Web page and app entries
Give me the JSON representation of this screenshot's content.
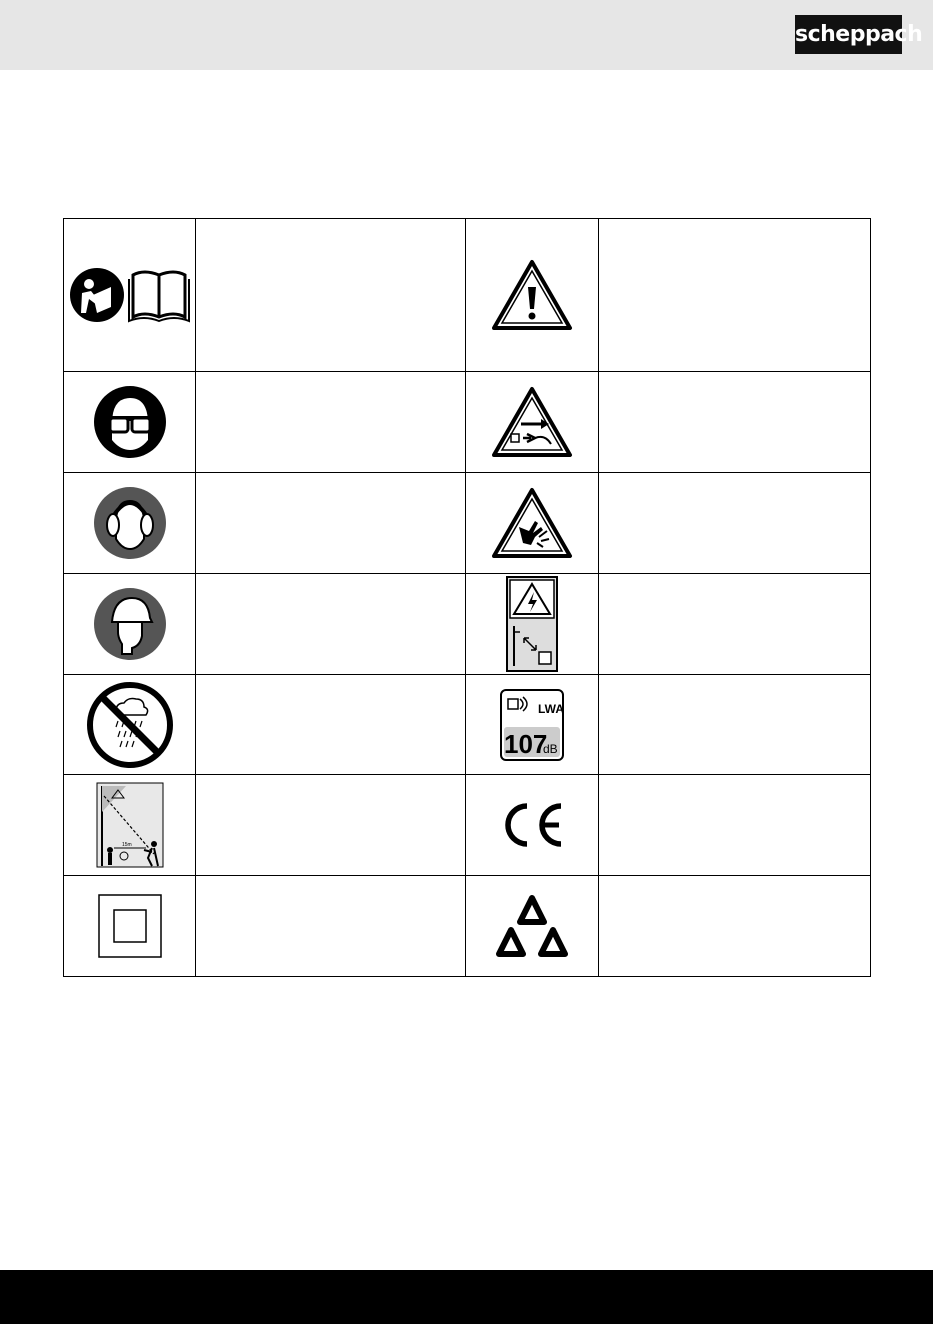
{
  "header": {
    "brand_logo": "scheppach",
    "brand_color": "#111111",
    "bar_color": "#e6e6e6"
  },
  "symbols": {
    "rows": [
      {
        "left": {
          "icon": "read-manual-icon",
          "text": ""
        },
        "right": {
          "icon": "warning-triangle-icon",
          "text": ""
        }
      },
      {
        "left": {
          "icon": "eye-protection-icon",
          "text": ""
        },
        "right": {
          "icon": "unplug-power-icon",
          "text": ""
        }
      },
      {
        "left": {
          "icon": "ear-protection-icon",
          "text": ""
        },
        "right": {
          "icon": "cut-hazard-icon",
          "text": ""
        }
      },
      {
        "left": {
          "icon": "head-protection-icon",
          "text": ""
        },
        "right": {
          "icon": "power-line-distance-icon",
          "text": ""
        }
      },
      {
        "left": {
          "icon": "no-rain-icon",
          "text": ""
        },
        "right": {
          "icon": "sound-power-level-icon",
          "text": "",
          "value": "107",
          "unit": "dB",
          "label": "LWA"
        }
      },
      {
        "left": {
          "icon": "safety-distance-icon",
          "text": "",
          "values": [
            "15m"
          ]
        },
        "right": {
          "icon": "ce-mark-icon",
          "text": ""
        }
      },
      {
        "left": {
          "icon": "protection-class-ii-icon",
          "text": ""
        },
        "right": {
          "icon": "three-triangles-icon",
          "text": ""
        }
      }
    ]
  }
}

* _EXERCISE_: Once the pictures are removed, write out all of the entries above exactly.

* _RESPONSE TO THIS EXERCISE_:
Give me the JSON representation of this screenshot's content.
{
  "header": {
    "brand_logo": "scheppach",
    "brand_color": "#111111",
    "bar_color": "#e6e6e6"
  },
  "symbols": {
    "rows": [
      {
        "left": {
          "icon": "read-manual-icon",
          "text": ""
        },
        "right": {
          "icon": "warning-triangle-icon",
          "text": ""
        }
      },
      {
        "left": {
          "icon": "eye-protection-icon",
          "text": ""
        },
        "right": {
          "icon": "unplug-power-icon",
          "text": ""
        }
      },
      {
        "left": {
          "icon": "ear-protection-icon",
          "text": ""
        },
        "right": {
          "icon": "cut-hazard-icon",
          "text": ""
        }
      },
      {
        "left": {
          "icon": "head-protection-icon",
          "text": ""
        },
        "right": {
          "icon": "power-line-distance-icon",
          "text": ""
        }
      },
      {
        "left": {
          "icon": "no-rain-icon",
          "text": ""
        },
        "right": {
          "icon": "sound-power-level-icon",
          "text": "",
          "value": "107",
          "unit": "dB",
          "label": "LWA"
        }
      },
      {
        "left": {
          "icon": "safety-distance-icon",
          "text": "",
          "values": [
            "15m"
          ]
        },
        "right": {
          "icon": "ce-mark-icon",
          "text": ""
        }
      },
      {
        "left": {
          "icon": "protection-class-ii-icon",
          "text": ""
        },
        "right": {
          "icon": "three-triangles-icon",
          "text": ""
        }
      }
    ]
  }
}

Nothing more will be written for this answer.